Fundamental change was the name of the game at the close of quarter announcements for McDonald’s Corp.
Plagued by years of problems in several aspects of its business, corporate management has vowed to overhaul several aspects of the business in order to increase net income. The period ending September 30th saw a 30% decline in net income – and included weak sales in Asia, Europe and its home market of the U.S.
Slower service, complicated menu. In the U.S., service times have been growing slower due to a complicated menu. While 20-somethings seek out Chipotle Mexican Grill and Five Guys burgers, McDonald’s consumers – young people – are more often opting for fast-casual chains that have more variety…and thus sales have dropped.

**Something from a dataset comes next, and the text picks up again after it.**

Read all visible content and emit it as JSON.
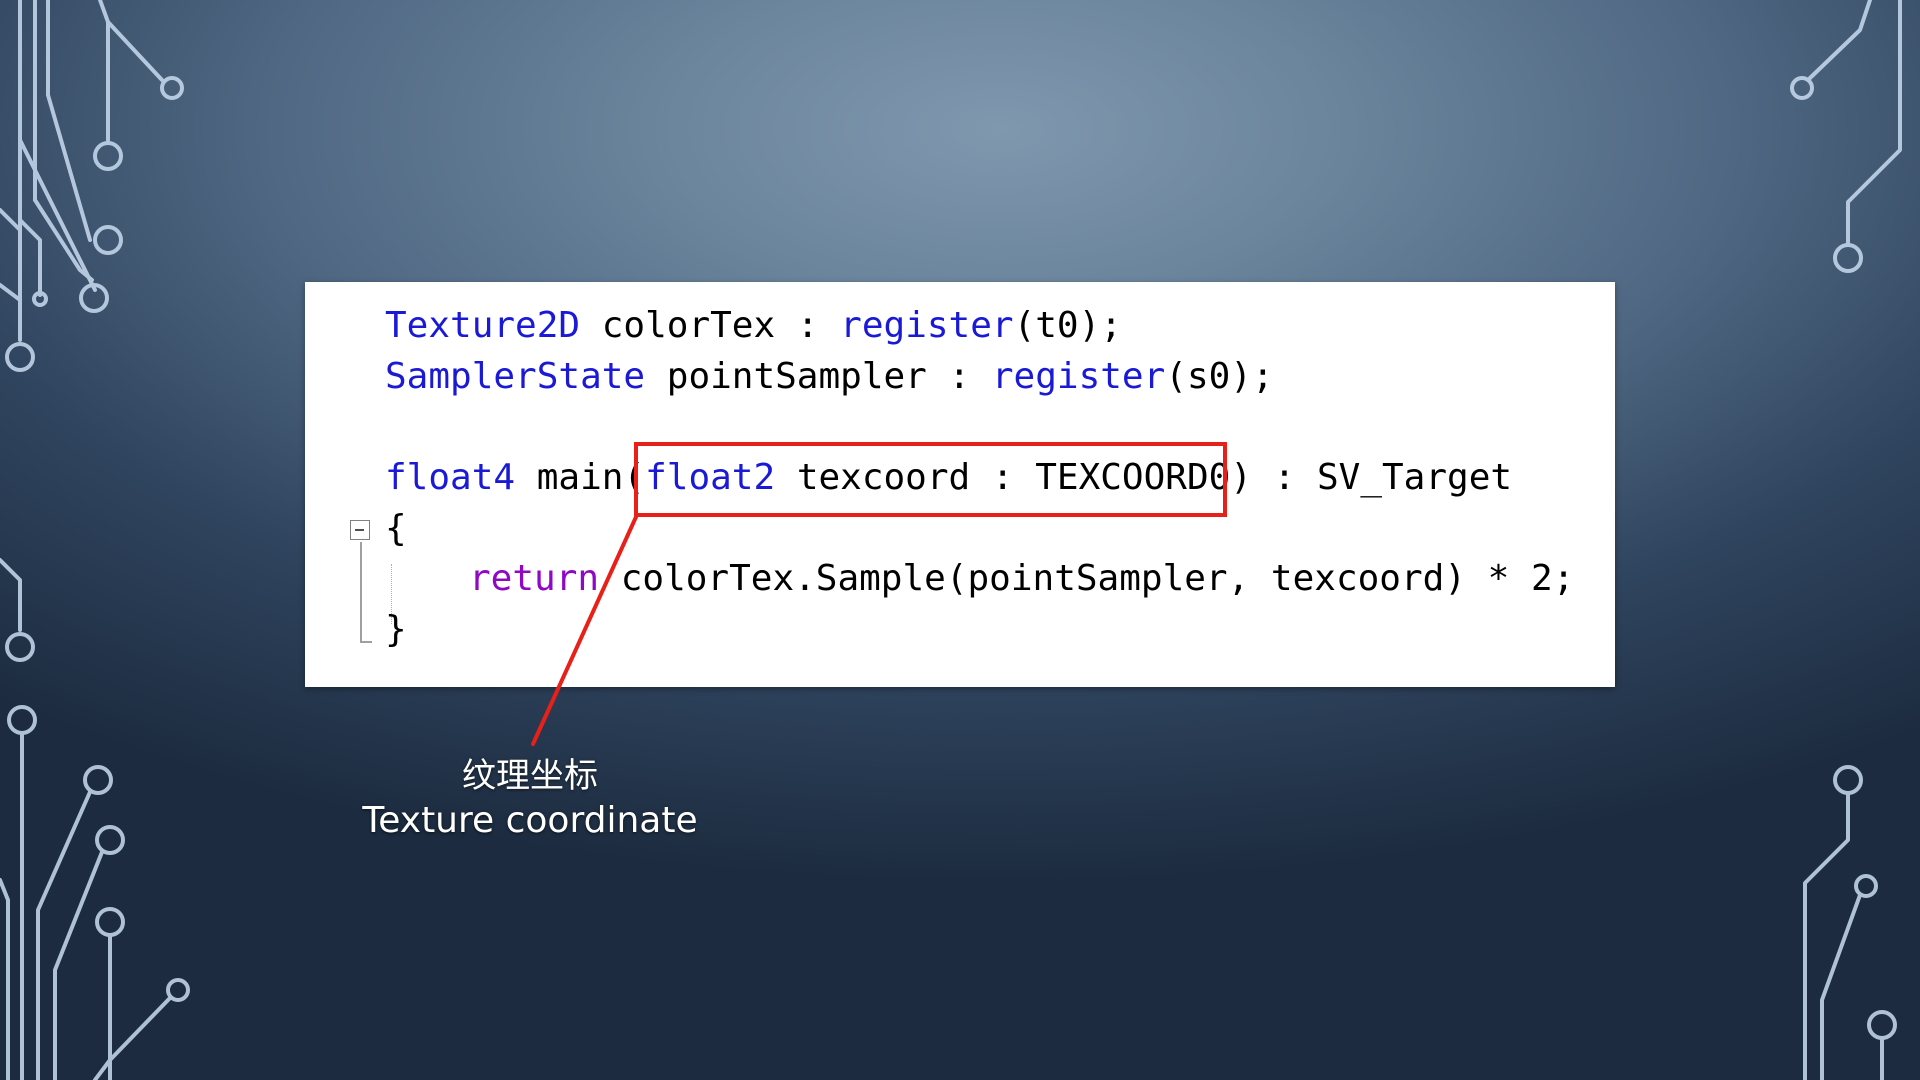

During the month of September alone, there was a 4.1% decline in the same-store sales in the U.S., which was the worst sales performance month since February of this year. The company has already begun efforts to change this trend, including focusing on increasing staffing at busy times and replacing the head of the U.S. business. However, these changes haven’t boosted sales or changed profits at all.
Changing the experience. “The key to our success will be our ability to deliver a more relevant McDonald’s experience for all of our customers,” said Chief Executive Don Thomas in an earnings call to analysts, media and investors.
Part of this change will focus on the menu. Mr. Thompson said that they would begin simplifying their menu at the beginning on 2015. Primarily, they will remove low-selling products. In addition, they will give their 21 regional districts more control over placing locally relevant foods on the menu.
Following this, by the third quarter of next year, they will have new technology in place that will promise to make it easier and faster to get orders. Customers will be able to customize their orders digitally, and the food will be served just the way they like. It’s all part of what the company is calling “McDonald’s Experience of the Future” initiative.
Personalizing meals. “Customers want to personalize their meals with locally relevant ingredients. They also want to enjoy eating in a contemporary, inviting atmosphere. And they want choices in how they order, choices in what they order and how they are served,” noted Mr. Thompson.
However, their menu is not the only problem that the fast food giant has been facing. There was a scandal at one of the meat suppliers in China, which drove confidence down in stores in that country. Same-store sales were down 9.9% in the latest quarter in McDonald’s Asia/Pacific, Middle East and Africa region. In addition, Europe has experienced a broader economic softness which has impacted McDonald’s directly. In Russia, these economic problems have been complicated by political troubles. Authorities in that country have been inspecting and shutting down some McDonald’s restaurants, which the corporation sees as retaliation for U.S. sanctions.
Looking for transparency in ingredients. These problems may turn out to be short-term, but it complicates things for the corporation as it tries to save the U.S. market. American McDonald’s account for 40% of the more than 35,000 global restaurants. In addition to a simpler menu and technology assisted ordering, American consumers are looking for more transparency about the source of ingredients in their food.
“We recognize that we must demonstrate to our customers and the entire McDonald’s system that we face and are taking decisive action to fundamentally change the way we approach our business,” said Mr. Thompson on the earnings call.
Even though McDonald’s has plans to change, analysts on the call remain skeptical. There may be too many shifts in consumer behavior and expectations for the company to weather long-term. While some stated to the New York Times that adding healthier fare would bring in a younger audience, but others said that the company should focus on the speed of service rather than the health quality of the food.